■ **TASK DETAILS**
Read through the material below and find each line that has the word "icon"; copy it.

■ **DATASET RECORDS**
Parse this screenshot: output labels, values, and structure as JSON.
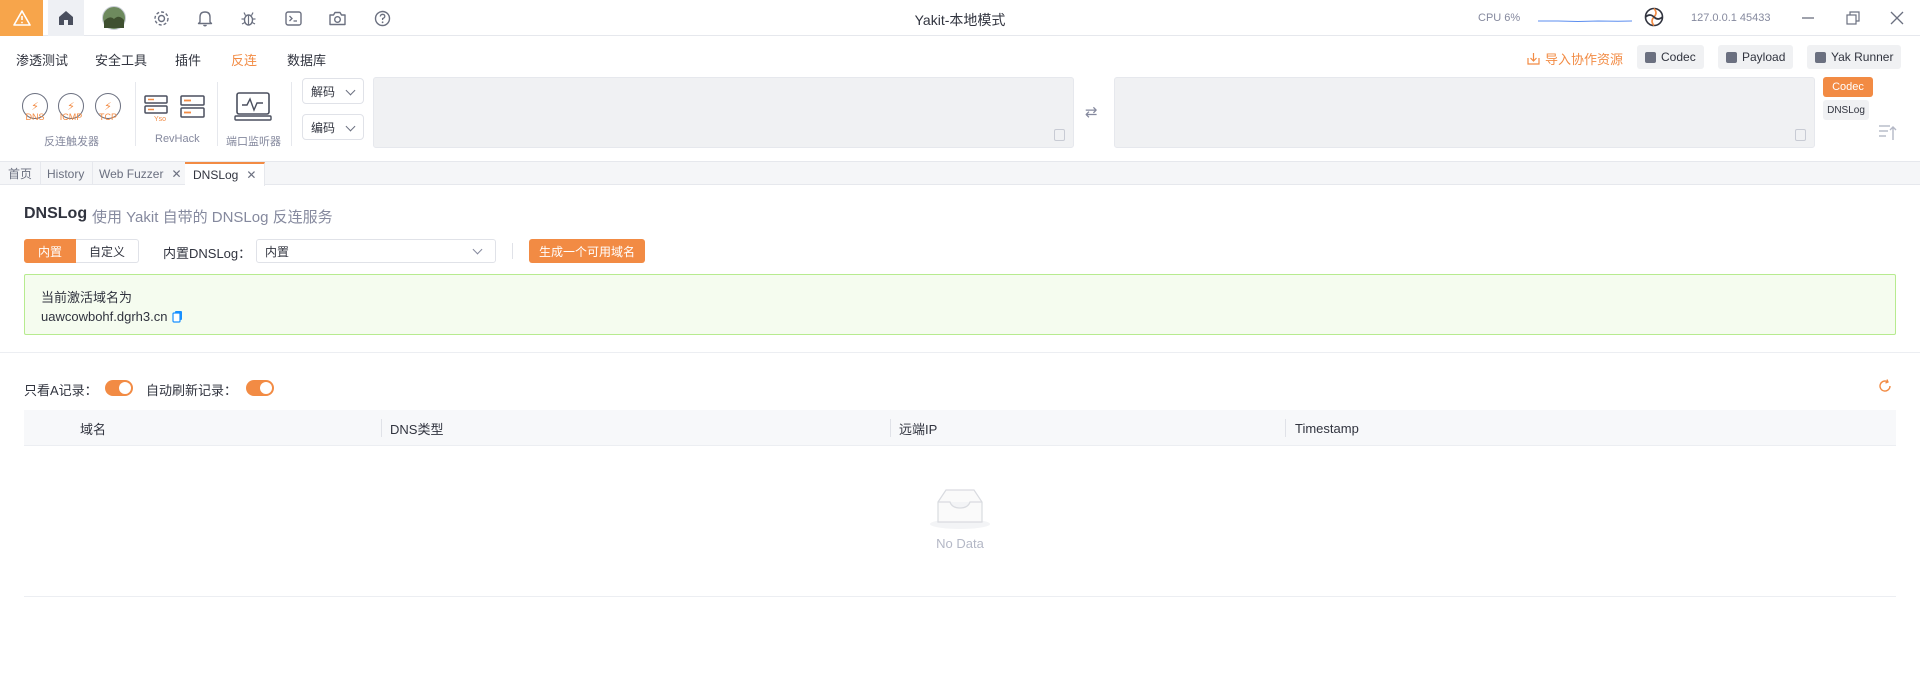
{
  "titlebar": {
    "title": "Yakit-本地模式",
    "cpu": "CPU 6%",
    "address": "127.0.0.1 45433"
  },
  "menu": {
    "items": [
      "渗透测试",
      "安全工具",
      "插件",
      "反连",
      "数据库"
    ],
    "active": "反连",
    "import_link": "导入协作资源",
    "buttons": [
      "Codec",
      "Payload",
      "Yak Runner"
    ]
  },
  "toolbar": {
    "trigger_labels": [
      "DNS",
      "ICMP",
      "TCP"
    ],
    "groups": [
      "反连触发器",
      "RevHack",
      "端口监听器"
    ],
    "decode_label": "解码",
    "encode_label": "编码",
    "codec_chip": "Codec",
    "dnslog_chip": "DNSLog"
  },
  "tabs": [
    {
      "label": "首页",
      "closable": false
    },
    {
      "label": "History",
      "closable": false
    },
    {
      "label": "Web Fuzzer",
      "closable": true
    },
    {
      "label": "DNSLog",
      "closable": true,
      "active": true
    }
  ],
  "dnslog": {
    "title": "DNSLog",
    "subtitle": "使用 Yakit 自带的 DNSLog 反连服务",
    "mode_builtin": "内置",
    "mode_custom": "自定义",
    "builtin_label": "内置DNSLog：",
    "builtin_value": "内置",
    "generate_button": "生成一个可用域名",
    "active_domain_caption": "当前激活域名为",
    "active_domain": "uawcowbohf.dgrh3.cn"
  },
  "filters": {
    "only_a_label": "只看A记录：",
    "only_a_on": true,
    "auto_refresh_label": "自动刷新记录：",
    "auto_refresh_on": true
  },
  "table": {
    "columns": [
      "域名",
      "DNS类型",
      "远端IP",
      "Timestamp"
    ],
    "rows": [],
    "empty_text": "No Data"
  },
  "colors": {
    "accent": "#f28b44",
    "success_bg": "#f5fcef",
    "success_border": "#b7eb8f"
  }
}
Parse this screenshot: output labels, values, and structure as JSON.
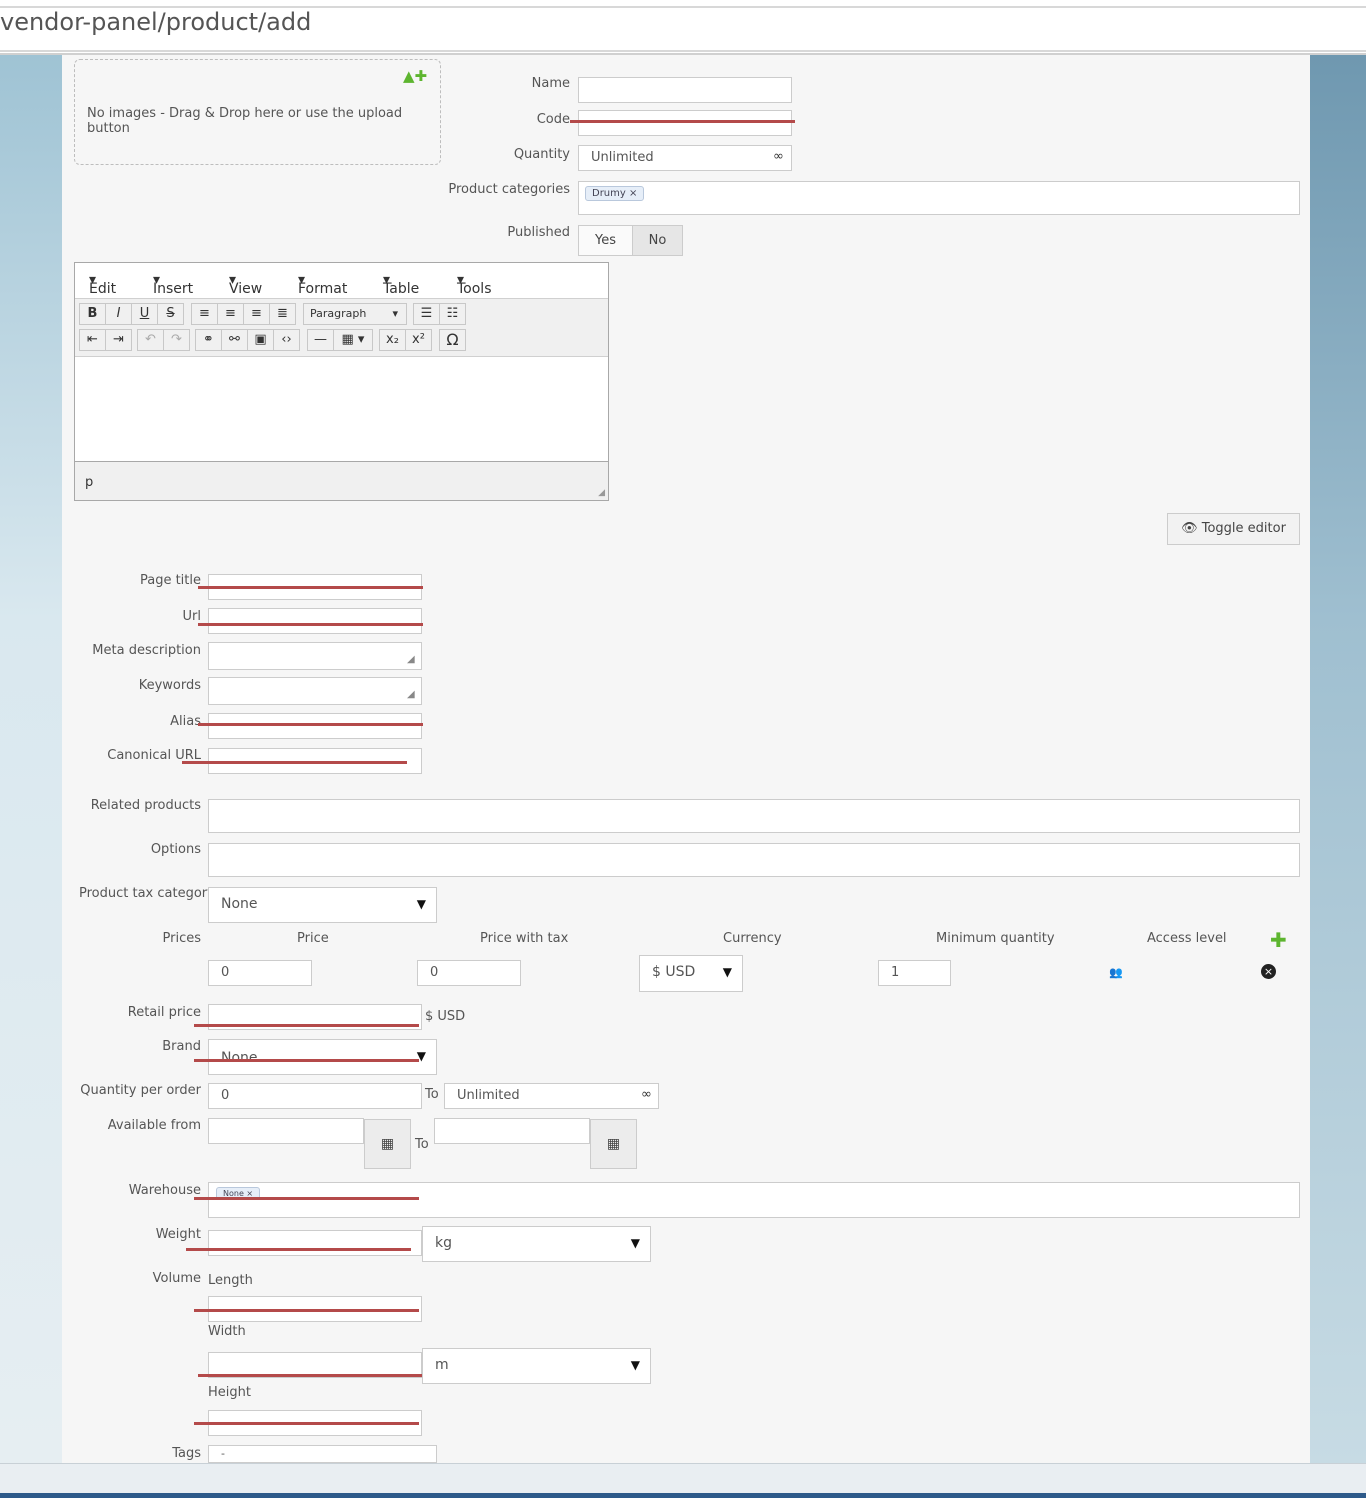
{
  "browser": {
    "url": "vendor-panel/product/add"
  },
  "images": {
    "dropzone_text": "No images - Drag & Drop here or use the upload button"
  },
  "form": {
    "name": {
      "label": "Name",
      "value": ""
    },
    "code": {
      "label": "Code",
      "value": ""
    },
    "quantity": {
      "label": "Quantity",
      "value": "Unlimited"
    },
    "categories": {
      "label": "Product categories",
      "tags": [
        "Drumy"
      ]
    },
    "published": {
      "label": "Published",
      "yes": "Yes",
      "no": "No"
    }
  },
  "editor": {
    "menu": [
      "Edit",
      "Insert",
      "View",
      "Format",
      "Table",
      "Tools"
    ],
    "format_select": "Paragraph",
    "status_path": "p",
    "toggle_label": "Toggle editor"
  },
  "seo": {
    "page_title": "Page title",
    "url": "Url",
    "meta_description": "Meta description",
    "keywords": "Keywords",
    "alias": "Alias",
    "canonical_url": "Canonical URL"
  },
  "relations": {
    "related_products": "Related products",
    "options": "Options"
  },
  "tax": {
    "label": "Product tax category",
    "value": "None"
  },
  "prices": {
    "label": "Prices",
    "columns": [
      "Price",
      "Price with tax",
      "Currency",
      "Minimum quantity",
      "Access level"
    ],
    "row": {
      "price": "0",
      "price_with_tax": "0",
      "currency": "$ USD",
      "min_qty": "1"
    }
  },
  "retail": {
    "label": "Retail price",
    "currency": "$ USD"
  },
  "brand": {
    "label": "Brand",
    "value": "None"
  },
  "qty_per_order": {
    "label": "Quantity per order",
    "from": "0",
    "to_label": "To",
    "to": "Unlimited"
  },
  "available": {
    "label": "Available from",
    "to_label": "To"
  },
  "warehouse": {
    "label": "Warehouse",
    "tags": [
      "None"
    ]
  },
  "weight": {
    "label": "Weight",
    "unit": "kg"
  },
  "volume": {
    "label": "Volume",
    "length": "Length",
    "width": "Width",
    "height": "Height",
    "unit": "m"
  },
  "tags": {
    "label": "Tags",
    "value": "-"
  }
}
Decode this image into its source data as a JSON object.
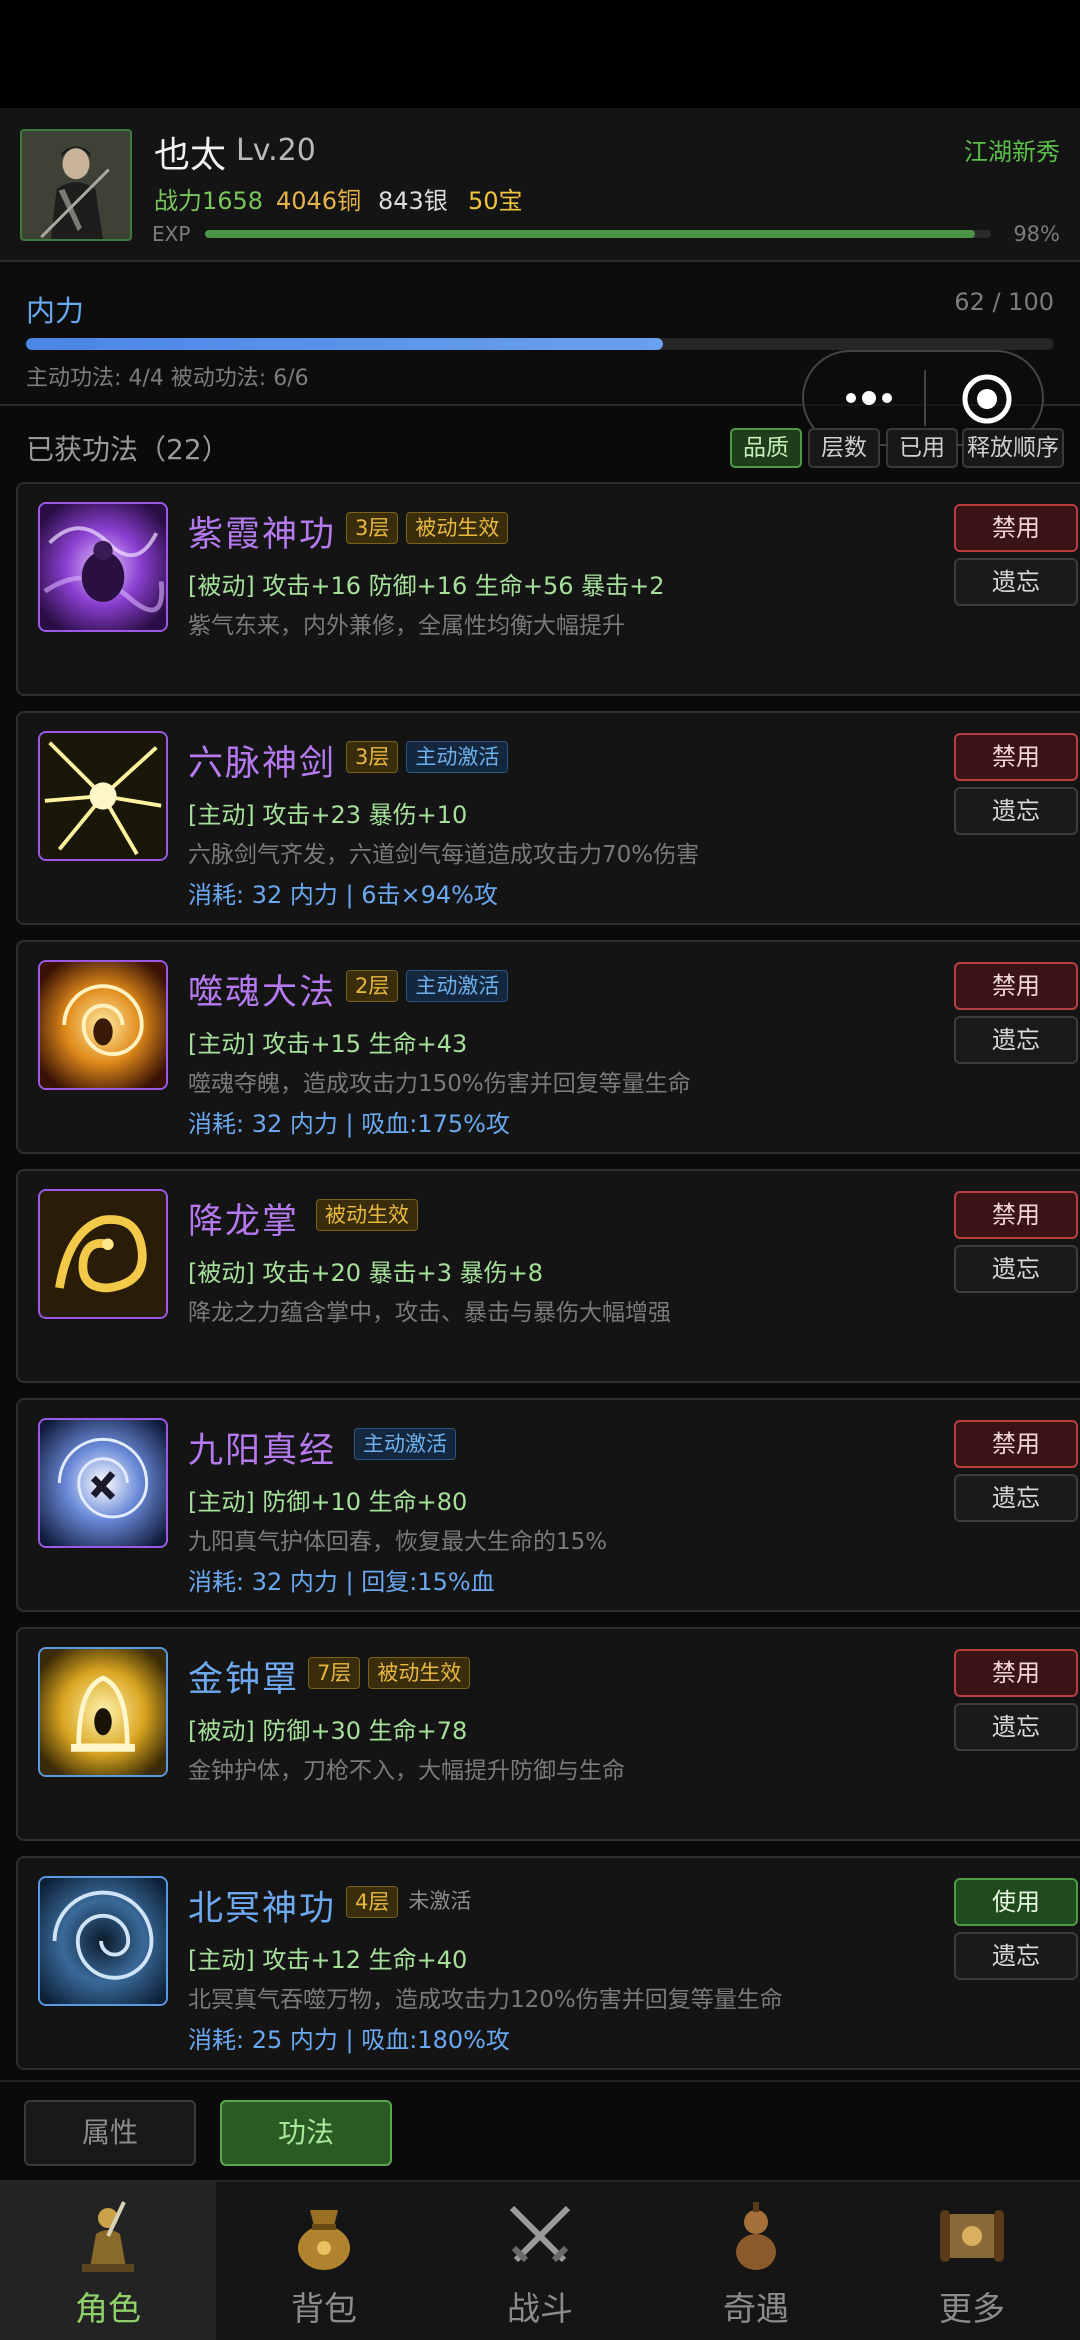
{
  "player": {
    "name": "也太",
    "level": "Lv.20",
    "title": "江湖新秀",
    "power": "战力1658",
    "copper": "4046铜",
    "silver": "843银",
    "treasure": "50宝",
    "exp_label": "EXP",
    "exp_percent_text": "98%",
    "exp_fraction": 0.98
  },
  "inner_power": {
    "label": "内力",
    "value_text": "62 / 100",
    "fraction": 0.62,
    "slots_text": "主动功法: 4/4  被动功法: 6/6"
  },
  "skills_header": {
    "title": "已获功法（22）",
    "sort_buttons": [
      "品质",
      "层数",
      "已用",
      "释放顺序"
    ],
    "active_sort": "品质"
  },
  "skills": [
    {
      "name": "紫霞神功",
      "layer": "3层",
      "type": "被动生效",
      "type_kind": "passive",
      "stats": "[被动] 攻击+16 防御+16 生命+56 暴击+2",
      "desc": "紫气东来，内外兼修，全属性均衡大幅提升",
      "cost": "",
      "toggle": "禁用",
      "forget": "遗忘",
      "color": "purple",
      "icon": "purple-meditation-icon"
    },
    {
      "name": "六脉神剑",
      "layer": "3层",
      "type": "主动激活",
      "type_kind": "active",
      "stats": "[主动] 攻击+23 暴伤+10",
      "desc": "六脉剑气齐发，六道剑气每道造成攻击力70%伤害",
      "cost": "消耗: 32 内力 | 6击×94%攻",
      "toggle": "禁用",
      "forget": "遗忘",
      "color": "purple",
      "icon": "sword-qi-burst-icon"
    },
    {
      "name": "噬魂大法",
      "layer": "2层",
      "type": "主动激活",
      "type_kind": "active",
      "stats": "[主动] 攻击+15 生命+43",
      "desc": "噬魂夺魄，造成攻击力150%伤害并回复等量生命",
      "cost": "消耗: 32 内力 | 吸血:175%攻",
      "toggle": "禁用",
      "forget": "遗忘",
      "color": "purple",
      "icon": "soul-vortex-icon"
    },
    {
      "name": "降龙掌",
      "layer": "",
      "type": "被动生效",
      "type_kind": "passive",
      "stats": "[被动] 攻击+20 暴击+3 暴伤+8",
      "desc": "降龙之力蕴含掌中，攻击、暴击与暴伤大幅增强",
      "cost": "",
      "toggle": "禁用",
      "forget": "遗忘",
      "color": "purple",
      "icon": "golden-dragon-icon"
    },
    {
      "name": "九阳真经",
      "layer": "",
      "type": "主动激活",
      "type_kind": "active",
      "stats": "[主动] 防御+10 生命+80",
      "desc": "九阳真气护体回春，恢复最大生命的15%",
      "cost": "消耗: 32 内力 | 回复:15%血",
      "toggle": "禁用",
      "forget": "遗忘",
      "color": "purple",
      "icon": "sun-swirl-icon"
    },
    {
      "name": "金钟罩",
      "layer": "7层",
      "type": "被动生效",
      "type_kind": "passive",
      "stats": "[被动] 防御+30 生命+78",
      "desc": "金钟护体，刀枪不入，大幅提升防御与生命",
      "cost": "",
      "toggle": "禁用",
      "forget": "遗忘",
      "color": "blue",
      "icon": "golden-bell-icon"
    },
    {
      "name": "北冥神功",
      "layer": "4层",
      "type": "未激活",
      "type_kind": "inactive",
      "stats": "[主动] 攻击+12 生命+40",
      "desc": "北冥真气吞噬万物，造成攻击力120%伤害并回复等量生命",
      "cost": "消耗: 25 内力 | 吸血:180%攻",
      "toggle": "使用",
      "forget": "遗忘",
      "color": "blue",
      "icon": "ocean-vortex-icon"
    }
  ],
  "subtabs": {
    "attributes": "属性",
    "skills": "功法",
    "active": "功法"
  },
  "nav": [
    {
      "label": "角色",
      "icon": "warrior-icon",
      "active": true
    },
    {
      "label": "背包",
      "icon": "money-bag-icon",
      "active": false
    },
    {
      "label": "战斗",
      "icon": "crossed-swords-icon",
      "active": false
    },
    {
      "label": "奇遇",
      "icon": "gourd-icon",
      "active": false
    },
    {
      "label": "更多",
      "icon": "scroll-icon",
      "active": false
    }
  ],
  "colors": {
    "accent_green": "#5aa84d",
    "power_blue": "#4a86e4",
    "skill_purple": "#b57aef",
    "skill_blue": "#6ea8ef",
    "danger_red": "#b54040"
  }
}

■ **EXPECTED OUTPUT**
      "icon": "purple-meditation-icon"
      "icon": "sword-qi-burst-icon"
      "icon": "soul-vortex-icon"
      "icon": "golden-dragon-icon"
      "icon": "sun-swirl-icon"
      "icon": "golden-bell-icon"
      "icon": "ocean-vortex-icon"
      "icon": "warrior-icon",
      "icon": "money-bag-icon",
      "icon": "crossed-swords-icon",
      "icon": "gourd-icon",
      "icon": "scroll-icon",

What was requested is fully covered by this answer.